My wife and I have been intermittent fasting for over ten years, and it’s been life-changing for us. It’s by far the easiest way for us to control our weight and keep our body fat levels low. There is so much science behind why fasting works so well. One of the questions I get most frequently is when does fat burning start when fasting.
I like to break it down into three stages when explaining when fat burning starts during a fast. Phase one is the first four hours right after eating a meal. Phase two is from 4 to 16 hours when you start dipping into energy reserves, and Phase three is when all that excellent stuff starts to happen from 16 to 24 hours.
You can always speed up the fat burning process by eating a low-carb diet, but this is how it works.
Right after you’ve eaten a full meal with protein, fat, and carbs, your pancreas releases insulin, the storage hormone to store away the excess calories. Keep in mind, carbohydrates spike insulin the most. Excess carbohydrates get stored in the muscles and the liver in the form of glycogen. One of the controlling factors is that your muscles can only hold about 1500 to 2000 calories of glycogen, and your liver can only hold up to 400 calories of glycogen.
A significant factor in regulating when your body will start burning fat while fasting is how much glycogen (carbs) you have stored in your muscles and liver. If your muscles and liver are full to the brim, you probably won’t start burning fat until well after four hours of your last meal. But if you’re going into a fast with low glycogen levels in your muscles and liver, you can potentially start burning fat right away.

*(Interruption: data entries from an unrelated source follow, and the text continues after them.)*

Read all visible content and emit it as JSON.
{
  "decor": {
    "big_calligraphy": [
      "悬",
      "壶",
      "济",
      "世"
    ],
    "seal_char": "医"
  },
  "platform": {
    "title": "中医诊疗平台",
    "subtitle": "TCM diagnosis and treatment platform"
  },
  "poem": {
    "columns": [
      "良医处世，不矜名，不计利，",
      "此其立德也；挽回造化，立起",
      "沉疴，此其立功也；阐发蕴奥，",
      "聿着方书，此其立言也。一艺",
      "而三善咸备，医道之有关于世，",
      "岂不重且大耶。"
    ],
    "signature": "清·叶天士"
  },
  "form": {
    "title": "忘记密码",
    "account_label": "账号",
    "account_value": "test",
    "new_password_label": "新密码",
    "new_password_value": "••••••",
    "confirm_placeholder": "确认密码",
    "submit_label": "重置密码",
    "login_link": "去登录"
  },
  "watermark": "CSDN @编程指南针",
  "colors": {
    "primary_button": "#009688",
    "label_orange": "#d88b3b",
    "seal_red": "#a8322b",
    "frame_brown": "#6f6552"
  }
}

This brings us into Phase two, 4 to 16 hours. Phase two is when fat burning can begin. After you process the meal over the last four hours, you start to dip into the energy stores. Inverse hormones to insulin-like glucagon start kicking in, releasing stored energy carbs and fats. Once you begin depleting your glycogen stores in your liver, you can begin burning ketones. You may have heard of the keto diet. When your liver gets low on carbohydrates (glycogen), it will begin turning fat into ketone bodies. This is when you start burning body fat.
Once again, Phase two can be different for all people depending upon how full your muscles and liver were with glycogen when you started the fast. If you were eating a low-carb diet, you could be in ketosis within 12, 13, 14 hrs. In a short while, other people eating a high carb diet may not deplete their glycogen stores until Phase three.
In Phase three, just about everyone is getting very low in glycogen. Sixteen to 24 hours of a fast is when all the good stuff starts happening. Glycogen levels are being depleted. Ketosis is kicking in along with the counter-regulatory hormones like human growth hormone, cortisol, and epinephrine. These hormones can increase metabolism and help with releasing energy. This is when fat-burning kicks in big time. Even high carb eaters will have depleaded just about all of the glycogen fasting for 24 hours.
This whole process can be speeded up by eating a low-carb diet. If you want to burn more fat while fasting, try to eat only 50 to 100g of carbs per day. I recommend a whole natural food diet that is low in carbohydrates, and is mostly high in fiberous vegetables. Take in an adequate amount of protein, about .9g per pound of lean body weight, and eat plenty of healthy fats.
I hope this article helps and check out the video. It breaks everything down in detail.
Best – Mike Cola